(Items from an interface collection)

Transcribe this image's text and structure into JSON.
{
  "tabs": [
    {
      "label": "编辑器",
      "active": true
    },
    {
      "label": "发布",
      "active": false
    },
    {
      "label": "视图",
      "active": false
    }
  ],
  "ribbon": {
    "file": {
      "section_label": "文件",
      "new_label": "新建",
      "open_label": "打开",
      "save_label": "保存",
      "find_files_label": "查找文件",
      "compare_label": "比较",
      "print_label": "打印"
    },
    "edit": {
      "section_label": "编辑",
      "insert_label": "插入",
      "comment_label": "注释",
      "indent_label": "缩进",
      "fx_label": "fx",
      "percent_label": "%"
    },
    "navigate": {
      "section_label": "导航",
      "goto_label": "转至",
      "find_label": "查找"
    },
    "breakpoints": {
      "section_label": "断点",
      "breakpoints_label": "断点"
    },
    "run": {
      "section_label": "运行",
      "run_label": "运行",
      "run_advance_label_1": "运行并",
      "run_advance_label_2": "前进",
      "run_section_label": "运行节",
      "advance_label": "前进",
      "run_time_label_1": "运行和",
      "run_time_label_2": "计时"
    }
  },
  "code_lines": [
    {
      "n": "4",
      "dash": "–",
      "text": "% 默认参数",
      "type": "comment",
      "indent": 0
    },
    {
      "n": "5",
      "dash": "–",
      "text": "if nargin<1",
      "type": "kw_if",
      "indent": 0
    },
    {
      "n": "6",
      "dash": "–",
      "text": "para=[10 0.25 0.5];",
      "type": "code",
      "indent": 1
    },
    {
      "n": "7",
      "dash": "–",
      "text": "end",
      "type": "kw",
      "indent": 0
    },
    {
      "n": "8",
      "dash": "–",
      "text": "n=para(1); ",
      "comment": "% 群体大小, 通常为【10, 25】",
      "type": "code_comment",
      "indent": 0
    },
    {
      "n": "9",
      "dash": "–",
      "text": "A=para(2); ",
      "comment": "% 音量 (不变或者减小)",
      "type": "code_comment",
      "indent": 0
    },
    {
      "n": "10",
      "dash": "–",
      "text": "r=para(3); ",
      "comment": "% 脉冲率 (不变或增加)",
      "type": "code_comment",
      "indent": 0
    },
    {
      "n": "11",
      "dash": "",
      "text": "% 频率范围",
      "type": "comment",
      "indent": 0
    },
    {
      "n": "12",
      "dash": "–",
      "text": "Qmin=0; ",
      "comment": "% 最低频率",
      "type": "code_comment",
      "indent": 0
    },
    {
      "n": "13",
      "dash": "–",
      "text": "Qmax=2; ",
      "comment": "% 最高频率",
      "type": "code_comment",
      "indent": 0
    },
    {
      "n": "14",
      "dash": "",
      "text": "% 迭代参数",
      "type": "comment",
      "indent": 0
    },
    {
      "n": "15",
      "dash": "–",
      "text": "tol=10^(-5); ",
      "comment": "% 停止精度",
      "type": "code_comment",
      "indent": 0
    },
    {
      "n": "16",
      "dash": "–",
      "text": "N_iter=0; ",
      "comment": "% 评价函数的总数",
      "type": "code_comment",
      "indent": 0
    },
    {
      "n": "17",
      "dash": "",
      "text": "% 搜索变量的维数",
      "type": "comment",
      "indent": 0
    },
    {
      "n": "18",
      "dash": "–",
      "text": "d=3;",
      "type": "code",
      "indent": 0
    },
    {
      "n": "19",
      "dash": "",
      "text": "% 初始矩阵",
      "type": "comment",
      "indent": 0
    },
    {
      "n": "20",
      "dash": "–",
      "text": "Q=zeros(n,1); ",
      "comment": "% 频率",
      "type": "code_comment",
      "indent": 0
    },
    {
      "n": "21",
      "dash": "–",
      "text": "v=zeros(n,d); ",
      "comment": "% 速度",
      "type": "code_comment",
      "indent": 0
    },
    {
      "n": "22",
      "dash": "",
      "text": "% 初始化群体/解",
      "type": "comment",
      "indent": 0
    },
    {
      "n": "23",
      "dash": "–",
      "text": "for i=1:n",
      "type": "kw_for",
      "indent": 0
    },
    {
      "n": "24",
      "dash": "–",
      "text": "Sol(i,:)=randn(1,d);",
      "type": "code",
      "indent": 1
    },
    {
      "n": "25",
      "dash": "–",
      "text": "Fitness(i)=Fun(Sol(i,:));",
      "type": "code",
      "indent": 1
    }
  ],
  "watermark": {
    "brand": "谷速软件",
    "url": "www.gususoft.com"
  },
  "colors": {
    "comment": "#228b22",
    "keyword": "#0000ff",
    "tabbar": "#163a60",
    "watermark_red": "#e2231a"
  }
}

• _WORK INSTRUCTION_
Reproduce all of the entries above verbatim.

• _ANSWER TO THIS EXERCISE_
Transcribe this image's text and structure into JSON.
{
  "tabs": [
    {
      "label": "编辑器",
      "active": true
    },
    {
      "label": "发布",
      "active": false
    },
    {
      "label": "视图",
      "active": false
    }
  ],
  "ribbon": {
    "file": {
      "section_label": "文件",
      "new_label": "新建",
      "open_label": "打开",
      "save_label": "保存",
      "find_files_label": "查找文件",
      "compare_label": "比较",
      "print_label": "打印"
    },
    "edit": {
      "section_label": "编辑",
      "insert_label": "插入",
      "comment_label": "注释",
      "indent_label": "缩进",
      "fx_label": "fx",
      "percent_label": "%"
    },
    "navigate": {
      "section_label": "导航",
      "goto_label": "转至",
      "find_label": "查找"
    },
    "breakpoints": {
      "section_label": "断点",
      "breakpoints_label": "断点"
    },
    "run": {
      "section_label": "运行",
      "run_label": "运行",
      "run_advance_label_1": "运行并",
      "run_advance_label_2": "前进",
      "run_section_label": "运行节",
      "advance_label": "前进",
      "run_time_label_1": "运行和",
      "run_time_label_2": "计时"
    }
  },
  "code_lines": [
    {
      "n": "4",
      "dash": "–",
      "text": "% 默认参数",
      "type": "comment",
      "indent": 0
    },
    {
      "n": "5",
      "dash": "–",
      "text": "if nargin<1",
      "type": "kw_if",
      "indent": 0
    },
    {
      "n": "6",
      "dash": "–",
      "text": "para=[10 0.25 0.5];",
      "type": "code",
      "indent": 1
    },
    {
      "n": "7",
      "dash": "–",
      "text": "end",
      "type": "kw",
      "indent": 0
    },
    {
      "n": "8",
      "dash": "–",
      "text": "n=para(1); ",
      "comment": "% 群体大小, 通常为【10, 25】",
      "type": "code_comment",
      "indent": 0
    },
    {
      "n": "9",
      "dash": "–",
      "text": "A=para(2); ",
      "comment": "% 音量 (不变或者减小)",
      "type": "code_comment",
      "indent": 0
    },
    {
      "n": "10",
      "dash": "–",
      "text": "r=para(3); ",
      "comment": "% 脉冲率 (不变或增加)",
      "type": "code_comment",
      "indent": 0
    },
    {
      "n": "11",
      "dash": "",
      "text": "% 频率范围",
      "type": "comment",
      "indent": 0
    },
    {
      "n": "12",
      "dash": "–",
      "text": "Qmin=0; ",
      "comment": "% 最低频率",
      "type": "code_comment",
      "indent": 0
    },
    {
      "n": "13",
      "dash": "–",
      "text": "Qmax=2; ",
      "comment": "% 最高频率",
      "type": "code_comment",
      "indent": 0
    },
    {
      "n": "14",
      "dash": "",
      "text": "% 迭代参数",
      "type": "comment",
      "indent": 0
    },
    {
      "n": "15",
      "dash": "–",
      "text": "tol=10^(-5); ",
      "comment": "% 停止精度",
      "type": "code_comment",
      "indent": 0
    },
    {
      "n": "16",
      "dash": "–",
      "text": "N_iter=0; ",
      "comment": "% 评价函数的总数",
      "type": "code_comment",
      "indent": 0
    },
    {
      "n": "17",
      "dash": "",
      "text": "% 搜索变量的维数",
      "type": "comment",
      "indent": 0
    },
    {
      "n": "18",
      "dash": "–",
      "text": "d=3;",
      "type": "code",
      "indent": 0
    },
    {
      "n": "19",
      "dash": "",
      "text": "% 初始矩阵",
      "type": "comment",
      "indent": 0
    },
    {
      "n": "20",
      "dash": "–",
      "text": "Q=zeros(n,1); ",
      "comment": "% 频率",
      "type": "code_comment",
      "indent": 0
    },
    {
      "n": "21",
      "dash": "–",
      "text": "v=zeros(n,d); ",
      "comment": "% 速度",
      "type": "code_comment",
      "indent": 0
    },
    {
      "n": "22",
      "dash": "",
      "text": "% 初始化群体/解",
      "type": "comment",
      "indent": 0
    },
    {
      "n": "23",
      "dash": "–",
      "text": "for i=1:n",
      "type": "kw_for",
      "indent": 0
    },
    {
      "n": "24",
      "dash": "–",
      "text": "Sol(i,:)=randn(1,d);",
      "type": "code",
      "indent": 1
    },
    {
      "n": "25",
      "dash": "–",
      "text": "Fitness(i)=Fun(Sol(i,:));",
      "type": "code",
      "indent": 1
    }
  ],
  "watermark": {
    "brand": "谷速软件",
    "url": "www.gususoft.com"
  },
  "colors": {
    "comment": "#228b22",
    "keyword": "#0000ff",
    "tabbar": "#163a60",
    "watermark_red": "#e2231a"
  }
}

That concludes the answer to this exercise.